The $330,000 all-in price of our subject coupe, on a narrow $325,000–$375,000 estimate, can, I feel, be considered market-correct. The mileage was low, but not freakishly, obsessively so. It was clearly less used than the car sold back in 2013 in the U.K., but it was never hermetically wrapped for future preservation.
The difference in the prices between the coupe and spider is minimal. The price difference is not a reflection of the desirability of the model. It is merely the expected delta given mileage, age and original sticker. I frankly prefer the coupe, as the lines are better resolved with the roof than with the spider’s soft top, but it’s a matter of personal taste. Both cars were in basically as-new, as-delivered condition.
Long-term appeal assured
With low production, further reduced by a few written off in accidents and a number converted into Disco Volante coupes and spiders at Carrozzeria Touring, the relative exclusivity of the 8C Competizione is guaranteed.

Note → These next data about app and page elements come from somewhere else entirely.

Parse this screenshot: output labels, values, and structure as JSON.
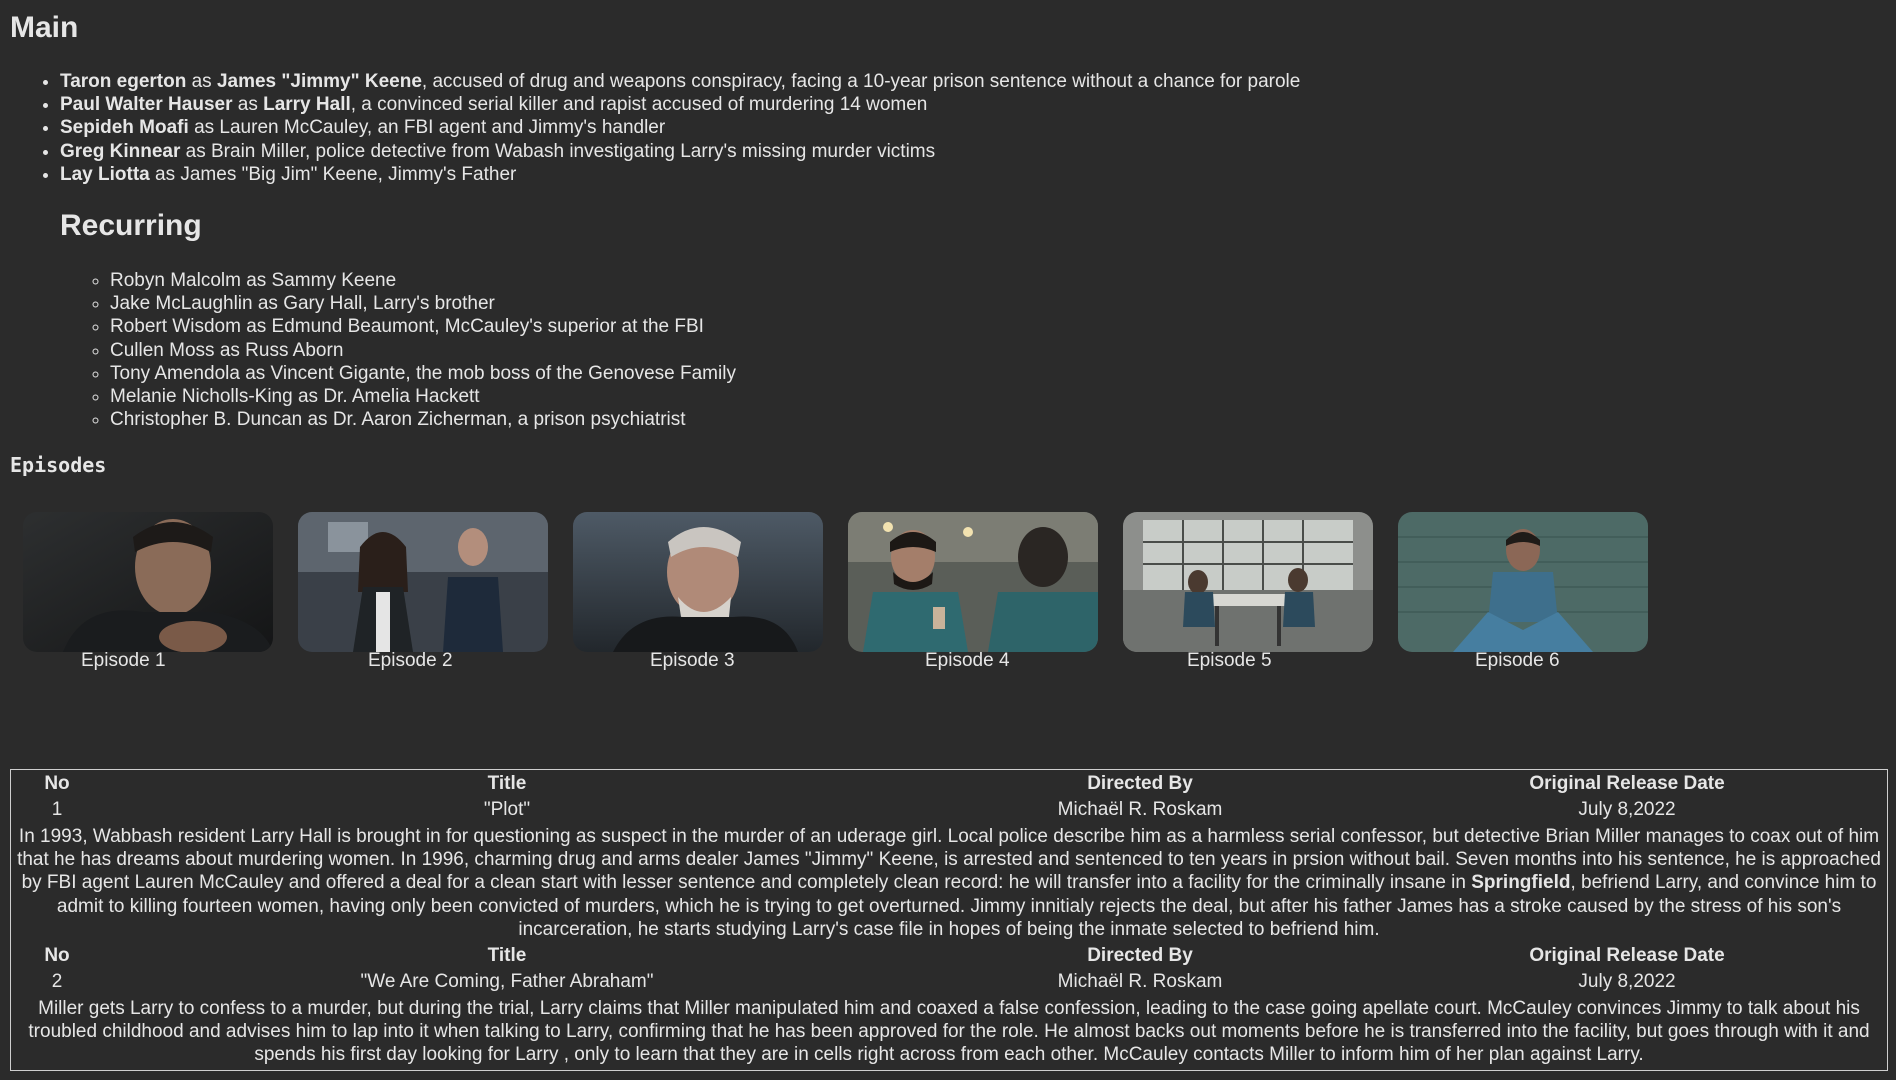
{
  "main": {
    "heading": "Main",
    "cast": [
      {
        "actor": "Taron egerton",
        "as": " as ",
        "role": "James \"Jimmy\" Keene",
        "desc": ", accused of drug and weapons conspiracy, facing a 10-year prison sentence without a chance for parole"
      },
      {
        "actor": "Paul Walter Hauser",
        "as": " as ",
        "role": "Larry Hall",
        "desc": ", a convinced serial killer and rapist accused of murdering 14 women"
      },
      {
        "actor": "Sepideh Moafi",
        "desc": " as Lauren McCauley, an FBI agent and Jimmy's handler"
      },
      {
        "actor": "Greg Kinnear",
        "desc": " as Brain Miller, police detective from Wabash investigating Larry's missing murder victims"
      },
      {
        "actor": "Lay Liotta",
        "desc": " as James \"Big Jim\" Keene, Jimmy's Father"
      }
    ]
  },
  "recurring": {
    "heading": "Recurring",
    "items": [
      "Robyn Malcolm as Sammy Keene",
      "Jake McLaughlin as Gary Hall, Larry's brother",
      "Robert Wisdom as Edmund Beaumont, McCauley's superior at the FBI",
      "Cullen Moss as Russ Aborn",
      "Tony Amendola as Vincent Gigante, the mob boss of the Genovese Family",
      "Melanie Nicholls-King as Dr. Amelia Hackett",
      "Christopher B. Duncan as Dr. Aaron Zicherman, a prison psychiatrist"
    ]
  },
  "episodes": {
    "heading": "Episodes",
    "cards": [
      {
        "label": "Episode 1"
      },
      {
        "label": "Episode 2"
      },
      {
        "label": "Episode 3"
      },
      {
        "label": "Episode 4"
      },
      {
        "label": "Episode 5"
      },
      {
        "label": "Episode 6"
      }
    ]
  },
  "table": {
    "headers": {
      "no": "No",
      "title": "Title",
      "directed": "Directed By",
      "date": "Original Release Date"
    },
    "rows": [
      {
        "no": "1",
        "title": "\"Plot\"",
        "directed": "Michaël R. Roskam",
        "date": "July 8,2022",
        "summary_a": "In 1993, Wabbash resident Larry Hall is brought in for questioning as suspect in the murder of an uderage girl. Local police describe him as a harmless serial confessor, but detective Brian Miller manages to coax out of him that he has dreams about murdering women. In 1996, charming drug and arms dealer James \"Jimmy\" Keene, is arrested and sentenced to ten years in prsion without bail. Seven months into his sentence, he is approached by FBI agent Lauren McCauley and offered a deal for a clean start with lesser sentence and completely clean record: he will transfer into a facility for the criminally insane in ",
        "summary_bold": "Springfield",
        "summary_b": ", befriend Larry, and convince him to admit to killing fourteen women, having only been convicted of murders, which he is trying to get overturned. Jimmy innitialy rejects the deal, but after his father James has a stroke caused by the stress of his son's incarceration, he starts studying Larry's case file in hopes of being the inmate selected to befriend him."
      },
      {
        "no": "2",
        "title": "\"We Are Coming, Father Abraham\"",
        "directed": "Michaël R. Roskam",
        "date": "July 8,2022",
        "summary_a": "Miller gets Larry to confess to a murder, but during the trial, Larry claims that Miller manipulated him and coaxed a false confession, leading to the case going apellate court. McCauley convinces Jimmy to talk about his troubled childhood and advises him to lap into it when talking to Larry, confirming that he has been approved for the role. He almost backs out moments before he is transferred into the facility, but goes through with it and spends his first day looking for Larry , only to learn that they are in cells right across from each other. McCauley contacts Miller to inform him of her plan against Larry."
      }
    ]
  }
}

The car is beautiful, sounds even better and is a treat to drive — all aspects of value that contribute to long-term appeal. The question I asked in 2013 can now be answered — four years later, the 8C regularly sells above MSRP in private and auction sales, confirming that its depreciation has ended and its entry into the class of modern collectible has occurred.
The bottom line here is that, regardless of the effect the re-entry of Alfa to the U.S. market has going forward, the 8C Competizione has been recognized as a bona fide object of desire. ♦
(Introductory description courtesy of Gooding & Company.)